BEGIN Material to process
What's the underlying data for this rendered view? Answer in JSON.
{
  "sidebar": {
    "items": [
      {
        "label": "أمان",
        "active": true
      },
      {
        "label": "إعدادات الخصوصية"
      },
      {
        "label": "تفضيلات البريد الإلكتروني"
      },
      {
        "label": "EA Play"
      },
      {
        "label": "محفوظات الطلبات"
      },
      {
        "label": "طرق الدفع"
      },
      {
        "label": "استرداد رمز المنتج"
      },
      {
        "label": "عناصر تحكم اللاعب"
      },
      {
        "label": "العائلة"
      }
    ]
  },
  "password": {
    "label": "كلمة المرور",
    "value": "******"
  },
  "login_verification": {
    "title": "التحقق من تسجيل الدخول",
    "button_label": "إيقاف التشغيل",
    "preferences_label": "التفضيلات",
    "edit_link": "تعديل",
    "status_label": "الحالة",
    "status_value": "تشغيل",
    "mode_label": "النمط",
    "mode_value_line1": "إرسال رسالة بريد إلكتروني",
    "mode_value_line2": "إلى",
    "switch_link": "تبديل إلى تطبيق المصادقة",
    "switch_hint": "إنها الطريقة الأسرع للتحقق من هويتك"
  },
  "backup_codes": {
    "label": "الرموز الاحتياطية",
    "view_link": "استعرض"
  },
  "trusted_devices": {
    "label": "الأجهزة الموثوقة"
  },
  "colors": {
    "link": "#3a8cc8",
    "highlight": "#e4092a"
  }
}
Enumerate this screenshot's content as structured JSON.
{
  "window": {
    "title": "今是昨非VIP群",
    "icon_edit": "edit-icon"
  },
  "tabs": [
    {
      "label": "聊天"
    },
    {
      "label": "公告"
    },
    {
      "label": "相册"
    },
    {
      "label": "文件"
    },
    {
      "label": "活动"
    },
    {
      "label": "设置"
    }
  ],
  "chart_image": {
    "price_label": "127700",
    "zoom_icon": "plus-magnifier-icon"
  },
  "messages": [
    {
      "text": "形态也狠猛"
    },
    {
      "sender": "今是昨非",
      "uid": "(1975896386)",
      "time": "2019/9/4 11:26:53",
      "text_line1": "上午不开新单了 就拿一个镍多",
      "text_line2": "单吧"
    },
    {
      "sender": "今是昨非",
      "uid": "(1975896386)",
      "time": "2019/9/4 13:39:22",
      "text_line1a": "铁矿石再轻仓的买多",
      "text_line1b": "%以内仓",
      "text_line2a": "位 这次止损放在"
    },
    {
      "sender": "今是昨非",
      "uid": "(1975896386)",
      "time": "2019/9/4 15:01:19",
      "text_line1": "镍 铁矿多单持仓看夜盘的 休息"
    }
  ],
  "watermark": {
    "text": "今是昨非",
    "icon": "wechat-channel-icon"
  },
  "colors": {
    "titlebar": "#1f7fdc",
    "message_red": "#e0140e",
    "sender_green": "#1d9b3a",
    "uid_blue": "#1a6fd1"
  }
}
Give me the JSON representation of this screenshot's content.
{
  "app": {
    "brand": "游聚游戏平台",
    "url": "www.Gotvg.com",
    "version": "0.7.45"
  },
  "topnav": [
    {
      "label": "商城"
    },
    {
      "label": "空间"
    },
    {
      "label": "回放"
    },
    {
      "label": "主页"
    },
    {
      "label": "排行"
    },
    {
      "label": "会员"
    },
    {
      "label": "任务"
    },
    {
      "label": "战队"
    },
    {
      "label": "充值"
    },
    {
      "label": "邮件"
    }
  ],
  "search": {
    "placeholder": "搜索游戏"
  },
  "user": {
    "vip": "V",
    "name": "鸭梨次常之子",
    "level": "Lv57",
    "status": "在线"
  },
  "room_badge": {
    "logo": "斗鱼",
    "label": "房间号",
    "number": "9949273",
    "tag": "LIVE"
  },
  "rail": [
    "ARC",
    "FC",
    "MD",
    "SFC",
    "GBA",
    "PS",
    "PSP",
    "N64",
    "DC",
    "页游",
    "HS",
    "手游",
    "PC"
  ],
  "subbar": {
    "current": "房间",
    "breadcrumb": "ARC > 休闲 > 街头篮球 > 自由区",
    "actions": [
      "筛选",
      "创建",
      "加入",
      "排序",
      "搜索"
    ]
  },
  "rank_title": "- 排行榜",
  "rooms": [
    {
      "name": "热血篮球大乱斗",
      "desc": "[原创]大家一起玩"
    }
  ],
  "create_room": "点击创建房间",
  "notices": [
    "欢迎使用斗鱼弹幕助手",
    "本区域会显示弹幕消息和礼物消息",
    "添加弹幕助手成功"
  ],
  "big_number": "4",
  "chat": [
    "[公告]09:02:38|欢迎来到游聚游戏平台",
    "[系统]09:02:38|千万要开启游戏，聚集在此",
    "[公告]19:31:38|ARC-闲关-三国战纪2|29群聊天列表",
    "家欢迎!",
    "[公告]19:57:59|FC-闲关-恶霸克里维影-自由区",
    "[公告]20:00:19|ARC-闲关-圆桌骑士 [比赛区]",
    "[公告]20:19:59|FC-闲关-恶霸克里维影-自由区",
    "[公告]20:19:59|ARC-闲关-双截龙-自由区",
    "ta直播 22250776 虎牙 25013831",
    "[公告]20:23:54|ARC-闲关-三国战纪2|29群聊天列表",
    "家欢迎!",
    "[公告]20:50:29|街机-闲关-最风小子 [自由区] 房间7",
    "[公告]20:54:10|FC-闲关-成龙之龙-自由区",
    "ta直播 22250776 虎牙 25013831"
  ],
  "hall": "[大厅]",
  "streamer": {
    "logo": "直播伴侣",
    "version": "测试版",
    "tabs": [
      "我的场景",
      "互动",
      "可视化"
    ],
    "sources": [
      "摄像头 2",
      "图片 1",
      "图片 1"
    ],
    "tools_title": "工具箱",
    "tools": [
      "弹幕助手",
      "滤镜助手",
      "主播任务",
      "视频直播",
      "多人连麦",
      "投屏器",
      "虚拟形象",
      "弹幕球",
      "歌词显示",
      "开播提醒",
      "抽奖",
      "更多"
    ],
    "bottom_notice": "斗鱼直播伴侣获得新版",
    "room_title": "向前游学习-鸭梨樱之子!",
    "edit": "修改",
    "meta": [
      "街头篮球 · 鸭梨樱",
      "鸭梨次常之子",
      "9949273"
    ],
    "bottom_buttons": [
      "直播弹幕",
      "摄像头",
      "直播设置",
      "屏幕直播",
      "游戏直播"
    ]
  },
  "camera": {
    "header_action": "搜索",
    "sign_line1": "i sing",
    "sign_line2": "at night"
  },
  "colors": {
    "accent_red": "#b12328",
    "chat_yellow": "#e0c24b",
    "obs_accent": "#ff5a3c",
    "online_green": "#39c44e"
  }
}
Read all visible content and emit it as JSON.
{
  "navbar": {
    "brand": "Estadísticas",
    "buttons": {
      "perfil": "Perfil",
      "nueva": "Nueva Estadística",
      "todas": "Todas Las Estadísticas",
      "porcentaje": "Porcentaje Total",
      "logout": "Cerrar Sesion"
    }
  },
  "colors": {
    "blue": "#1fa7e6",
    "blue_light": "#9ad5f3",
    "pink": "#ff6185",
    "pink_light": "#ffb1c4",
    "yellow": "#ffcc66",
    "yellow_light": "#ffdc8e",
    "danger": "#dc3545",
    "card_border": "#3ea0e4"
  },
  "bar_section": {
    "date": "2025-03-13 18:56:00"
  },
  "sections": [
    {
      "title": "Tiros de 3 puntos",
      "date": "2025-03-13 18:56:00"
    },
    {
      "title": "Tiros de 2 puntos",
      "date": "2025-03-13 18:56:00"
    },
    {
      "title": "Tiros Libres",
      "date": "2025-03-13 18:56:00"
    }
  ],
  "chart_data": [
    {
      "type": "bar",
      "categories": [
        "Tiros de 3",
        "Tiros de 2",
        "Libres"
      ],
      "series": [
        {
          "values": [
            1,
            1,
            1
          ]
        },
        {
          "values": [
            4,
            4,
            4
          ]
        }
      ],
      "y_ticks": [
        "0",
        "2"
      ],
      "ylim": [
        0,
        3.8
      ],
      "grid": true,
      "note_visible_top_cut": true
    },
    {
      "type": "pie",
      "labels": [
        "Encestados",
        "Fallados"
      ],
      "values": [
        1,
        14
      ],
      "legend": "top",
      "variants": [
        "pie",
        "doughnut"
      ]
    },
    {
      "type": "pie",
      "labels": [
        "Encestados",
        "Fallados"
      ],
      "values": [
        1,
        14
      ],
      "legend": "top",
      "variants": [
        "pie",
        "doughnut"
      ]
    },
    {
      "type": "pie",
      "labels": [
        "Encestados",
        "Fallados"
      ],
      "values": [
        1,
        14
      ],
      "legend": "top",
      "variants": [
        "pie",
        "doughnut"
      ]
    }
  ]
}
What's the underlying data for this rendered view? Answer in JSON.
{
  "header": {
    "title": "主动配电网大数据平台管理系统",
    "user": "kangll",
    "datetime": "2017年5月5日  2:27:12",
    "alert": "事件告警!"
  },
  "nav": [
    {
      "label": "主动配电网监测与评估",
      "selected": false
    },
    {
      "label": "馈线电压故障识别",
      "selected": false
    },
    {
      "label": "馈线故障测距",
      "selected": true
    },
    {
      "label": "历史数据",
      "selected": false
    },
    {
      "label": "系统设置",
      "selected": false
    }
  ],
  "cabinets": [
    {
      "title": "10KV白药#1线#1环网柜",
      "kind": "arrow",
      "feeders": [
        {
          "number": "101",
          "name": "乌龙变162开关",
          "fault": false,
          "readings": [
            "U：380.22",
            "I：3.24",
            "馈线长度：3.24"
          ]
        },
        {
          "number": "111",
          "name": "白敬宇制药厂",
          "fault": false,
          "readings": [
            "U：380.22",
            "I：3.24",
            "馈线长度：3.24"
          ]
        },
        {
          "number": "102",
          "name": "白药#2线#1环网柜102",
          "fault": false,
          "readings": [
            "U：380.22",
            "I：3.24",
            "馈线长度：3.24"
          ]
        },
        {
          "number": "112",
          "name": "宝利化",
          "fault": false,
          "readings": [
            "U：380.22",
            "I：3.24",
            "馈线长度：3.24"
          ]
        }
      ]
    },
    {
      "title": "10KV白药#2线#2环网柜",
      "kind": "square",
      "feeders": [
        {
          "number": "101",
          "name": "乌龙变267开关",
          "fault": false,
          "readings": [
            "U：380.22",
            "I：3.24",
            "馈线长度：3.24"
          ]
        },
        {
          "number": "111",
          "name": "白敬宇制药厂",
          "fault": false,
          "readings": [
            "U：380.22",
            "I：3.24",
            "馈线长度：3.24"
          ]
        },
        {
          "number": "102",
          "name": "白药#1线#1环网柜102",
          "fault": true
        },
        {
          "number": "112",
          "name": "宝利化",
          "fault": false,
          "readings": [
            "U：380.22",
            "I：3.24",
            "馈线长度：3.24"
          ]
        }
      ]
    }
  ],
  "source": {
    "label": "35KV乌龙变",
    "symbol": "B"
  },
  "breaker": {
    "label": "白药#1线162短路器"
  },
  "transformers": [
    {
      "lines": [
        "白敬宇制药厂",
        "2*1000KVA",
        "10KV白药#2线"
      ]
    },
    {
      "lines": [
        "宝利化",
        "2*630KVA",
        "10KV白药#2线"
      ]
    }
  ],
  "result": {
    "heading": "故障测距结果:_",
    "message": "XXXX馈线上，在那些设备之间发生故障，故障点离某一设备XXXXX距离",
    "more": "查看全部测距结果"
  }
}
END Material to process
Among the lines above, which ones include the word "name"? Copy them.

    "name": "鸭梨次常之子",
      "name": "热血篮球大乱斗",
          "name": "乌龙变162开关",
          "name": "白敬宇制药厂",
          "name": "白药#2线#1环网柜102",
          "name": "宝利化",
          "name": "乌龙变267开关",
          "name": "白敬宇制药厂",
          "name": "白药#1线#1环网柜102",
          "name": "宝利化",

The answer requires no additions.